The Annunciation Greek Orthodox Church opened in July 1961 and is the last major building designed by esteemed architect Frank Lloyd Wright.
The Annunciation Greek Orthodox Church opened in July 1961 and is the last major building designed by esteemed architect, Frank Lloyd Wright. Wright died at age 92 before the groundbreaking in April of 1959.
Wright called the church his little jewel, based on the design of Agia Sophia in Istanbul, Turkey. St. Sophia is the Byzantine church from 532-537 at what was then known as Constantinople during the period of Emperor Justinian.

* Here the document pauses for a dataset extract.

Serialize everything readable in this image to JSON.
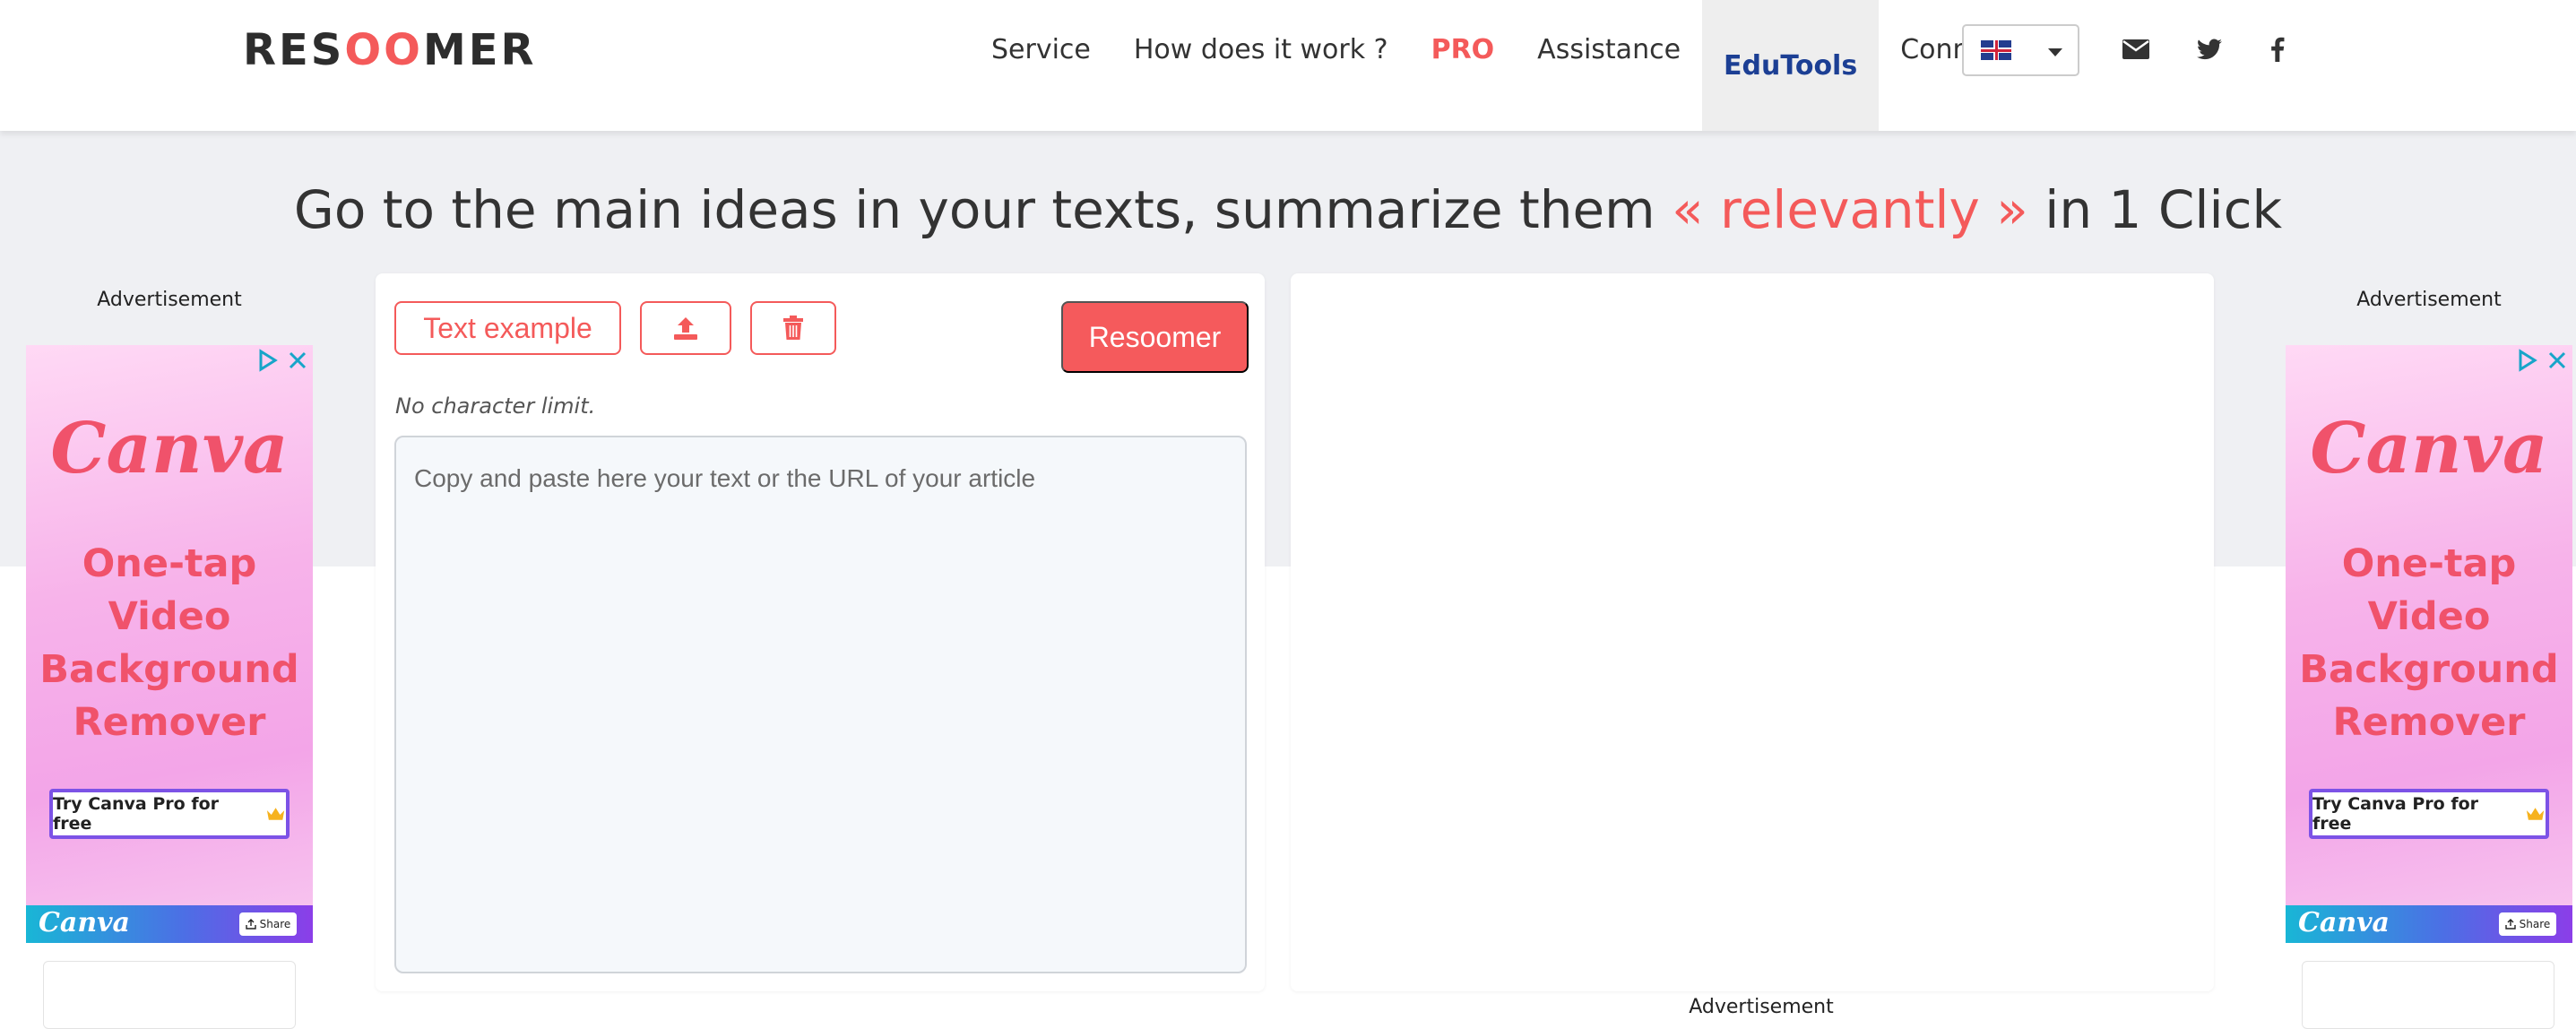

The base of the church is the Cross, and then is molded upwards and outward into a circle on which the dome rests, embracing the entire cross rather its center alone. Mr. Wright wanted the parishioners to feel that they were “cupped in the hands of God.”

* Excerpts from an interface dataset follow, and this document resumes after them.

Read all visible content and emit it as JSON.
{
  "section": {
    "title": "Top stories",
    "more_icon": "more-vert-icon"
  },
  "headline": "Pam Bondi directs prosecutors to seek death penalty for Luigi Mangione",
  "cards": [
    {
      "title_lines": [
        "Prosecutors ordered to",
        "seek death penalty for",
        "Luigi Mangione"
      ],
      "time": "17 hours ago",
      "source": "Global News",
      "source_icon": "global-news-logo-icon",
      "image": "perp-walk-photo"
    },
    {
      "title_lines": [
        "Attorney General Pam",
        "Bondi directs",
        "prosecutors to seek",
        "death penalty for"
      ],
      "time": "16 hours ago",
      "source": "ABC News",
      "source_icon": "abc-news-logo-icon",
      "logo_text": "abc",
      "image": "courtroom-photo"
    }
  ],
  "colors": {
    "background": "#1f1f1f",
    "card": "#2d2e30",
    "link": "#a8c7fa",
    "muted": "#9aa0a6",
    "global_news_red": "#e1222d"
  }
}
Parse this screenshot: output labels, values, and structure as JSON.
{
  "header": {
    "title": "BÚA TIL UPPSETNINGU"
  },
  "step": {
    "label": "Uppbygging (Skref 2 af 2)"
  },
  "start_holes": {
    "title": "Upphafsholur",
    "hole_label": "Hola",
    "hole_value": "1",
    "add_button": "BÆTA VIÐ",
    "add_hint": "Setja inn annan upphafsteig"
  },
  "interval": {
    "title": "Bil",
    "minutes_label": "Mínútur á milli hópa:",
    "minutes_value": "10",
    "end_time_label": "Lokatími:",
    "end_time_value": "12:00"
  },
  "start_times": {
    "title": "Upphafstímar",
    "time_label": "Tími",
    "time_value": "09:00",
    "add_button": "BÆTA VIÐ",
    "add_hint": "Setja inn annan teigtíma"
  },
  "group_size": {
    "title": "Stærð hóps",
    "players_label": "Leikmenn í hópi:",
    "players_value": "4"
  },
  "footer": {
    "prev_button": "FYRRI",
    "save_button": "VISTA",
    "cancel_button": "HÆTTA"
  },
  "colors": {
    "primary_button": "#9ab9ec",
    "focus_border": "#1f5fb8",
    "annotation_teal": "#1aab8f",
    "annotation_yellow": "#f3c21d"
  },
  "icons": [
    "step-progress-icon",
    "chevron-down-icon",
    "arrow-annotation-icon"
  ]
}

The dome is solid concrete and was poured in one day. It is 104 feet in diameter and rises to a height of 45 feet. It rests on 700,000 ball bearing-like devices, which allow for expansion and contraction.
The cross within the circle is symbolic throughout the Church, mixing design with utility. Traditional colors of the Byzantine Empire are used throughout the interior and for the outer dome. The Orthodox Christian faith venerates icons rather than statuary. The icon screen separates the Nave from the Sanctuary and displays holy people of Christianity and Orthodoxy who are venerated, not worshipped.

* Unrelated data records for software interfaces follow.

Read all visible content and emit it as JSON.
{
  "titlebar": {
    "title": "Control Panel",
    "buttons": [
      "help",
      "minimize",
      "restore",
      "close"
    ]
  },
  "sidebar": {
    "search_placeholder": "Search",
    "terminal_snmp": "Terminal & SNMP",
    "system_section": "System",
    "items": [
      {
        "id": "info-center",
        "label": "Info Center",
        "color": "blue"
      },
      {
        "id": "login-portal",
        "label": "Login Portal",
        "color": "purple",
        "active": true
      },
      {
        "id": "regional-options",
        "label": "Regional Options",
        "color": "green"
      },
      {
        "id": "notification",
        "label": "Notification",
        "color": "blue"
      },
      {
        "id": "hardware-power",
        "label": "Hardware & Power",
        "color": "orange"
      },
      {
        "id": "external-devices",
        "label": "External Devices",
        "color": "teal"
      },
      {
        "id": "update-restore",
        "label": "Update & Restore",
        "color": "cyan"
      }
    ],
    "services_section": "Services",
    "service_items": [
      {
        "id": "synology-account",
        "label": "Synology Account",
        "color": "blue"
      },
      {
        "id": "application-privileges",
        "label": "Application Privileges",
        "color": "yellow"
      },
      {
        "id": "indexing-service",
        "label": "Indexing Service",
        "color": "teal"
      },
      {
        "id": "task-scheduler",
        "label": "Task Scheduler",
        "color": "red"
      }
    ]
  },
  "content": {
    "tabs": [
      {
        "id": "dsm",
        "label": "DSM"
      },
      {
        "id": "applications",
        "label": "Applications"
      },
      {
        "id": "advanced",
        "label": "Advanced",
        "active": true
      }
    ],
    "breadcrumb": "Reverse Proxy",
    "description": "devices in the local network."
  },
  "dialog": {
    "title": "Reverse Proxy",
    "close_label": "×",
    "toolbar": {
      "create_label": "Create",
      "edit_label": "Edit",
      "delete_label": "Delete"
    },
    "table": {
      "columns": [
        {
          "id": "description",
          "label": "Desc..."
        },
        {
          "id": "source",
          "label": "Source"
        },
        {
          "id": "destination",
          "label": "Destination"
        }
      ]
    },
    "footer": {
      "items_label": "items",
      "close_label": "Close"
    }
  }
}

The stained glass windows were designed by Helen Hickman and commissioned in 1978 to Conrad Schmidt Studios in New Berlin, Wisconsin. Wright did not like chandeliers, so he designed three light poles (Father, Son, and Holy Spirit), lights in clusters of twelve, representing the twelve Apostles.
The Annunciation Greek Orthodox Church is part of the U.S. National Register of Historic Places.
Private group tours are available, contact to schedule: [email protected]
Photos by (c) Mark Hertzberg (2020)